Your answer must be a word-for-word copy of the data.

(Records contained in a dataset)
-=-=-
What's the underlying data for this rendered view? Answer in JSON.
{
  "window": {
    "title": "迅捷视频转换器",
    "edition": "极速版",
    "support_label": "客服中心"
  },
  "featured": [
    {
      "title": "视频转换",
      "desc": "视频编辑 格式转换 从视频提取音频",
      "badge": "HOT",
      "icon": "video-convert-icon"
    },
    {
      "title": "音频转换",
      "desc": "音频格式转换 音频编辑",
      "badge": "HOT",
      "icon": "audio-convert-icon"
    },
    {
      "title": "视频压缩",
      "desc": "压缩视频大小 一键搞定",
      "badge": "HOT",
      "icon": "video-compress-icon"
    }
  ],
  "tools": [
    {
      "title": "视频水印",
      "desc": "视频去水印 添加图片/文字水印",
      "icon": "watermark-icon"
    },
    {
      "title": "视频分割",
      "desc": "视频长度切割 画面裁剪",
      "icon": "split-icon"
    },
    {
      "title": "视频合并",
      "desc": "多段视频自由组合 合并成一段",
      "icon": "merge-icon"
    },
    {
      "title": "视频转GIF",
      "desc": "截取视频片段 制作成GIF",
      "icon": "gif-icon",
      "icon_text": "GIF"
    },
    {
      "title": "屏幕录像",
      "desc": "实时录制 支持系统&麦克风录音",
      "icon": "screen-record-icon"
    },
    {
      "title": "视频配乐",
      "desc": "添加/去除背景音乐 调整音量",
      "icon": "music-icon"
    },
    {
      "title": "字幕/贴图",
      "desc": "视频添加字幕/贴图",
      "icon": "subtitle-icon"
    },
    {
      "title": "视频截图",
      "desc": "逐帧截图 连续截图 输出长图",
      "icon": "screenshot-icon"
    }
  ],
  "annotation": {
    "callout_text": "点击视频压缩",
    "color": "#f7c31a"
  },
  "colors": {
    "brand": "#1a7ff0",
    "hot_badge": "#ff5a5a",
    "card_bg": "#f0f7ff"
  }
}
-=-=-
— Written answer —
What's the underlying data for this rendered view? Answer in JSON.
{
  "window": {
    "title": "迅捷视频转换器",
    "edition": "极速版",
    "support_label": "客服中心"
  },
  "featured": [
    {
      "title": "视频转换",
      "desc": "视频编辑 格式转换 从视频提取音频",
      "badge": "HOT",
      "icon": "video-convert-icon"
    },
    {
      "title": "音频转换",
      "desc": "音频格式转换 音频编辑",
      "badge": "HOT",
      "icon": "audio-convert-icon"
    },
    {
      "title": "视频压缩",
      "desc": "压缩视频大小 一键搞定",
      "badge": "HOT",
      "icon": "video-compress-icon"
    }
  ],
  "tools": [
    {
      "title": "视频水印",
      "desc": "视频去水印 添加图片/文字水印",
      "icon": "watermark-icon"
    },
    {
      "title": "视频分割",
      "desc": "视频长度切割 画面裁剪",
      "icon": "split-icon"
    },
    {
      "title": "视频合并",
      "desc": "多段视频自由组合 合并成一段",
      "icon": "merge-icon"
    },
    {
      "title": "视频转GIF",
      "desc": "截取视频片段 制作成GIF",
      "icon": "gif-icon",
      "icon_text": "GIF"
    },
    {
      "title": "屏幕录像",
      "desc": "实时录制 支持系统&麦克风录音",
      "icon": "screen-record-icon"
    },
    {
      "title": "视频配乐",
      "desc": "添加/去除背景音乐 调整音量",
      "icon": "music-icon"
    },
    {
      "title": "字幕/贴图",
      "desc": "视频添加字幕/贴图",
      "icon": "subtitle-icon"
    },
    {
      "title": "视频截图",
      "desc": "逐帧截图 连续截图 输出长图",
      "icon": "screenshot-icon"
    }
  ],
  "annotation": {
    "callout_text": "点击视频压缩",
    "color": "#f7c31a"
  },
  "colors": {
    "brand": "#1a7ff0",
    "hot_badge": "#ff5a5a",
    "card_bg": "#f0f7ff"
  }
}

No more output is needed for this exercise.